“By joining PAPSS, Ethiopia can benefit from streamlined cross-border transactions, reduced transaction costs, and improved financial inclusion for its citizens and businesses,” Ogbalu said.
Standard Bank to decide on $4 billion pipeline
Standard Bank is expected to announce soon whether it will finance a US$4 billion pipeline to take crude oil from Uganda to neighbouring Tanzania’s coast.
The project is being developed by France’s TotalEnergies with the participation of China’s CNOOC.
Liberia set for run-off presidential vote
Liberia’s presidential election appears headed for a run-off vote with the top two candidates, including the incumbent George Weah, failing to reach the mandatory 50 percent of the vote.
Weah and his main rival, Joseph Boakai, a one-time vice president, both garnered under 45 percent of the vote each.
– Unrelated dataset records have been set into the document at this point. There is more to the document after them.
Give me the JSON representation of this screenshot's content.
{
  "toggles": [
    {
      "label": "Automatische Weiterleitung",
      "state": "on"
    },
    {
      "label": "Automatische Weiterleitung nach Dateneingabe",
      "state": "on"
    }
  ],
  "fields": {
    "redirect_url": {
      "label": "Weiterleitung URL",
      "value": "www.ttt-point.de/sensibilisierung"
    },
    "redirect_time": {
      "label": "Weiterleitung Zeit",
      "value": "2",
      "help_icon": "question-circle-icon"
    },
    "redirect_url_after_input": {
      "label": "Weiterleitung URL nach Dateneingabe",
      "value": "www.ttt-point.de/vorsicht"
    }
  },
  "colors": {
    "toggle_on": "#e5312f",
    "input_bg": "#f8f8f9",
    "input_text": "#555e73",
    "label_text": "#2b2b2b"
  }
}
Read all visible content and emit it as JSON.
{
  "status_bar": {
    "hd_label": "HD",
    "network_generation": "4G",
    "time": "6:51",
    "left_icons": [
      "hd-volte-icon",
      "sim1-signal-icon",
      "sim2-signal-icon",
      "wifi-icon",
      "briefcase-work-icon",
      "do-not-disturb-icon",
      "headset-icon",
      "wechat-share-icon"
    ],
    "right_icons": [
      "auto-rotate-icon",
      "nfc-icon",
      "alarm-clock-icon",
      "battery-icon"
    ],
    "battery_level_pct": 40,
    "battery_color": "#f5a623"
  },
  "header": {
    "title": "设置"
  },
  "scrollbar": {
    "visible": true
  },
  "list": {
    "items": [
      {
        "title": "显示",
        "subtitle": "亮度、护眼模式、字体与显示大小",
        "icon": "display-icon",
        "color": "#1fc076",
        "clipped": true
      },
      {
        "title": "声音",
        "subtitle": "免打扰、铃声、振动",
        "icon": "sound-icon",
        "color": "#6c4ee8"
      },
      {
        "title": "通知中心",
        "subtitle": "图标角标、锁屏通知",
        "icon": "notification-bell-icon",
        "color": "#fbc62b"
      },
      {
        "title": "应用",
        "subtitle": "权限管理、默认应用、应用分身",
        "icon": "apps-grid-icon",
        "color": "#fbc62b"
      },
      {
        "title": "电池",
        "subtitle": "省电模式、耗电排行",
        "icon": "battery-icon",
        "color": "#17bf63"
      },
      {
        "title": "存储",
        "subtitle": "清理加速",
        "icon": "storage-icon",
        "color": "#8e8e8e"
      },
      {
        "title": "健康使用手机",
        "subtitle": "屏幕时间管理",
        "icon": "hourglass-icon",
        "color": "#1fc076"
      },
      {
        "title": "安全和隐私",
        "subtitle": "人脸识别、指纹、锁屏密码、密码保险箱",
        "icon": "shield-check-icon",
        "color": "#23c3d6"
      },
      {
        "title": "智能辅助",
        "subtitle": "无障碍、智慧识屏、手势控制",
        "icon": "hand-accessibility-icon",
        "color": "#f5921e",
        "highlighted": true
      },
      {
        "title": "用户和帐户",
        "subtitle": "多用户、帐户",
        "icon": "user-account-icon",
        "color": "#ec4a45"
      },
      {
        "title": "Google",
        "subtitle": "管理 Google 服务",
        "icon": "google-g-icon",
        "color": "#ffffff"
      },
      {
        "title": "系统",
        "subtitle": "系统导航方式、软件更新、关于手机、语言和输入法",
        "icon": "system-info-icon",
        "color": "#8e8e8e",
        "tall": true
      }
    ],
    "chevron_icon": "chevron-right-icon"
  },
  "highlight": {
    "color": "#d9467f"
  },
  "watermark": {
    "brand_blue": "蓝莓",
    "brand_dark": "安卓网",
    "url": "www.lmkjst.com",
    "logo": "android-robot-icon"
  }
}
A winner needs a simple majority to emerge in the runoff.
South Africa to get climate financing from Denmark, Netherlands
South Africa will get financing for energy transition from Denmark and the Netherlands under the Just Energy Energy Transition Partnership.
The partnership, which includes the European Union as well as Germany, France, the U.S. and the United Kingdom, has promised to provide as much as US$8 billion in climate funding.
- Nigeria’s annual inflation rate rose to a two-decade high of 26.7 percent in September, on the back of higher food, fuel and a weaker currency.
- South Africa’s inflation rate rose to 5.4 percent in September.
- Two days of the Nigerian Economic Summit starts in the capital, Abuja, bringing together captains of industry and government officials.
- Namibia’s central bank to announce interest-rate decision.
- Botswana’s central bank to announce benchmark rate.
- Zambia to release September trade data
Insights Newsletter is published by Afrika Insights, an Ontario, Canada-based business advisory and publishing firm. Email: email@example.com